It seems that some CrossFit Athletes do really well on qualifier workouts but seem to lose their Gameday when they’re on the competition field.
Have you ever been there?
Or are you a Newbie to CrossFit and want to learn more about the difference between training and competing?
Then read on.
What’ s the difference?
1. The Environment
This is the most apparent and at the same time the most overlooked.
In your gym you have your spot, your pull up bar, your barbell, your favorite jam.
Basically: You’re in control.
Not so at a competition.
You have absolutely no control over equipment quality, surface of the floor, the height of your pull up bar or even the air you breathe depending on if you are outside, in a higher altitude or simply in a really packed warehouse with no windows.
It is what it is and you need to be able to adapt quickly and quit the mimimi.
Remember the pressure you felt on your first workout against 5 other people at your gym?
Multiply that by 10. That’s how much higher the pressure feels when you’re at a competiton.
You’re competing against other elite athletes, people are cheering you on (um, or NOT), your friends want to see you succeed, you don’t want to disappoint anyone much less yourself… the pressure killing you and you’re so excited you just can’t hide it (love that song!)
You’re palms are sweaty, knees weak, arms are heavy…. you’re nervous but on the surface you have to look calm and ready (Eminem knows what’s up!)
Most competitions will include movements that weren’t tested in the qualifyer workouts.
Take rope climbs or handstand walks for example.

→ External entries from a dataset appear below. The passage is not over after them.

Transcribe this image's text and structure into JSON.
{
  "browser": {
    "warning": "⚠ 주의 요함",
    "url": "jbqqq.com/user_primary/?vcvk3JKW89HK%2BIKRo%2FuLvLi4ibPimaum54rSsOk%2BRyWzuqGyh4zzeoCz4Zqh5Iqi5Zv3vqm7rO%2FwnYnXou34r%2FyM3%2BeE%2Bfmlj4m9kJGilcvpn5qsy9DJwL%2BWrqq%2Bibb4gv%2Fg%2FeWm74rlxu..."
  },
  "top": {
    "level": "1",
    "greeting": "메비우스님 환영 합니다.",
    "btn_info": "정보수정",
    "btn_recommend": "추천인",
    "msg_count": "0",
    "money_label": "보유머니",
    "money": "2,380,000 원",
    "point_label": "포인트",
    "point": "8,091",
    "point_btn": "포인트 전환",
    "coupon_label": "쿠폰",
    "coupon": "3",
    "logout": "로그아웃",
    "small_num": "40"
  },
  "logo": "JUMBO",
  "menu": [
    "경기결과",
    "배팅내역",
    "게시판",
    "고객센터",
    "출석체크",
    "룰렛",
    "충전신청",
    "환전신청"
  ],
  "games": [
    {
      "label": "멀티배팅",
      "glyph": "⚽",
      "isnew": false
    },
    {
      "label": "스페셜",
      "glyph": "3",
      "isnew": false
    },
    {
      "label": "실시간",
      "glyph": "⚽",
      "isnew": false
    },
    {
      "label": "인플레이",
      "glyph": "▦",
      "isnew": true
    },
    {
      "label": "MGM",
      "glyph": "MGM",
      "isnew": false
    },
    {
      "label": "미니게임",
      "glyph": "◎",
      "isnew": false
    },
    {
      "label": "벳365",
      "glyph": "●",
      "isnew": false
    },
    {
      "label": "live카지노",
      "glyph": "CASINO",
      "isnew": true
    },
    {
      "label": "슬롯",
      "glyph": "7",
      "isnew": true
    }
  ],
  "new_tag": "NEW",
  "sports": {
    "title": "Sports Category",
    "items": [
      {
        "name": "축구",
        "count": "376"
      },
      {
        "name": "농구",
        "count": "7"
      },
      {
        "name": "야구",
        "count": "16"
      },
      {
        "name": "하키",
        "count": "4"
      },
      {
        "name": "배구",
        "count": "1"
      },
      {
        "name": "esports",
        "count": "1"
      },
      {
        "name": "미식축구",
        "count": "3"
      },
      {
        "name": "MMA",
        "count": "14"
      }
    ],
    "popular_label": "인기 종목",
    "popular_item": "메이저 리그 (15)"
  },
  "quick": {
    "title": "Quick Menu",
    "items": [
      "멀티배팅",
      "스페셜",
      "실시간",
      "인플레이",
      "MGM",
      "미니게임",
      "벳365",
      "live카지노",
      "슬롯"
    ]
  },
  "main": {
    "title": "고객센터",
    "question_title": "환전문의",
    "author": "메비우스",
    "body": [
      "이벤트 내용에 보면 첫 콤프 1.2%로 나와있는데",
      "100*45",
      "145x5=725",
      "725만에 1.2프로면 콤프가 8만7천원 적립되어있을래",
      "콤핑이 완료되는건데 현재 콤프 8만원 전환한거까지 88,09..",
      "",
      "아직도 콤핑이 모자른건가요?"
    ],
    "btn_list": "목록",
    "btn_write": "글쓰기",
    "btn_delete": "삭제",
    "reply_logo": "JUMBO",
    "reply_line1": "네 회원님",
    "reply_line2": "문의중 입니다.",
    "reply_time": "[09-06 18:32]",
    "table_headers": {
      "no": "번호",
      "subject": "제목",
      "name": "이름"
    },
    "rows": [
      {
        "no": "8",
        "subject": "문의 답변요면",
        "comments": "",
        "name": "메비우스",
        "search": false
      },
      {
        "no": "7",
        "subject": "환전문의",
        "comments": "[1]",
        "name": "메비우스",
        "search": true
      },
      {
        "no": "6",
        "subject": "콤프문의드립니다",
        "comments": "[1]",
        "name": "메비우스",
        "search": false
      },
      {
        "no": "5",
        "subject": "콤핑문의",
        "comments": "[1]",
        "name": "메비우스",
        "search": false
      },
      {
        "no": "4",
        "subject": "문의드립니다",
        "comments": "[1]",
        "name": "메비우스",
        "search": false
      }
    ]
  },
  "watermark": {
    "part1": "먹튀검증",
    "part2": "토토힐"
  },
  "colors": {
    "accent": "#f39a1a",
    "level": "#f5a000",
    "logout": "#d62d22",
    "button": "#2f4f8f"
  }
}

These movements are extremely hard to judge from far away. Nevertheless, they might show up at a competition. If you lack these skills you might have a bad awakening. Make sure you are a well-rounded athlete (and by that I don’t mean eating bacon all day).
4. Different standards
Sometimes you’ll have to perform movements differently than you are used to. For example burpees with hand-release or box jumps with the whole foot on the box. Make sure to know the standards and perform every rep 100%. Being no-repped can cost you valuable seconds that might determine whether you make it to the podium or not!
5. Multiple Workouts
Not everyone has the time to do multiple workouts a day. On a competition, however, this is the case and you need to be able to recover quickly both physically and mentally.
So, what’s the take-away?
Train at different locations with other people more often.
Elli knows best. She does not only workout in gym! She also got her own homegym to workout on different places.
Get used to the pressure by participating in a couple smaller competitions at your gym or somewhere else.
Learn new things on a regular basis and work on your weaknesses a lot.
Always train with perfect technique (no-rep yourself more often) and try different standards like hand-release burpees or chest-to-bar pull ups.
Try multiple (hard) workouts on a weekend day with 45-90 minutes rest between workouts. Find out what you body needs to recover quickly and train your mind to remain calm and collected even though your coolness may be wearing off.
So, I hope I could give you a little insight on what to expect on your first Gameday or how you can prepare better for your next!